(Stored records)
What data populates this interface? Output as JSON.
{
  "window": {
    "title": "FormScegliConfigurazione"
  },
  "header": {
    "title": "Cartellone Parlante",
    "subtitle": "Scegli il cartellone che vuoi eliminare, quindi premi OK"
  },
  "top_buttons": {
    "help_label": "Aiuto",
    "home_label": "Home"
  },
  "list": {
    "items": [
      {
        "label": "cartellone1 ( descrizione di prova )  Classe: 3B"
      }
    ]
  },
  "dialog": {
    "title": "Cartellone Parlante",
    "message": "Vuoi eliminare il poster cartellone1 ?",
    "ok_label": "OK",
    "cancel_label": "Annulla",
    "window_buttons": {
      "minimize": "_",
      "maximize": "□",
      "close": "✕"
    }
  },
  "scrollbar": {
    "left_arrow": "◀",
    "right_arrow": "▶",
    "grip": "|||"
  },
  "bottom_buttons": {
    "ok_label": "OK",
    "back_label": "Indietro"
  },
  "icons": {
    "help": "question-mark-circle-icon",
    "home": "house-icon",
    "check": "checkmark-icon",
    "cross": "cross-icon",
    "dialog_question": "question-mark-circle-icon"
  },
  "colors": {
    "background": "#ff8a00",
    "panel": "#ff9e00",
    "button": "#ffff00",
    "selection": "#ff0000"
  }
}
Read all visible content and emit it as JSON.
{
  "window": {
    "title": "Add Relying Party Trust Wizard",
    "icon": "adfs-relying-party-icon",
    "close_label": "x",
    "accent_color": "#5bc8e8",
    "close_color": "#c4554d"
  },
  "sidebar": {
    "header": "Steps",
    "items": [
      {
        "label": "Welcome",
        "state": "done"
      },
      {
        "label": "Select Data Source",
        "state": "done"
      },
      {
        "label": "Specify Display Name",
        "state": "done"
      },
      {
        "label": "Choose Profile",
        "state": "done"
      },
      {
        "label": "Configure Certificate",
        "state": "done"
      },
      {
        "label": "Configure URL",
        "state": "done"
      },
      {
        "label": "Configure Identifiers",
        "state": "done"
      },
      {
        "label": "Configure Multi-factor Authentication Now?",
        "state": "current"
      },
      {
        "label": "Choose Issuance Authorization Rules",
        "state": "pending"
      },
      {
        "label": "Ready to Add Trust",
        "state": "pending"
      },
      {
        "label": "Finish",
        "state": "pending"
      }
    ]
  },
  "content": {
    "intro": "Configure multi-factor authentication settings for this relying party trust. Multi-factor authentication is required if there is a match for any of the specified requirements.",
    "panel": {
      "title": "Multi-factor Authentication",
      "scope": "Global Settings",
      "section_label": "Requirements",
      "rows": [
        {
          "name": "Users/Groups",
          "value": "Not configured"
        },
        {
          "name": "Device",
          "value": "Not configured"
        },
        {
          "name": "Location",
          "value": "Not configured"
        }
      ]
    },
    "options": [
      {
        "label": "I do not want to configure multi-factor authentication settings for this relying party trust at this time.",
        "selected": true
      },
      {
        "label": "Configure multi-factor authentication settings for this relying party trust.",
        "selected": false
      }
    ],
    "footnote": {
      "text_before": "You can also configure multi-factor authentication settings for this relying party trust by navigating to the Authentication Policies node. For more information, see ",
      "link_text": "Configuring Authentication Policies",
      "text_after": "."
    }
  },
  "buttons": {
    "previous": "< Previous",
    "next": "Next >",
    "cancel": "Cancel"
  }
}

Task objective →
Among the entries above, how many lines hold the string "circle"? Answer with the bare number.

Written reply →
2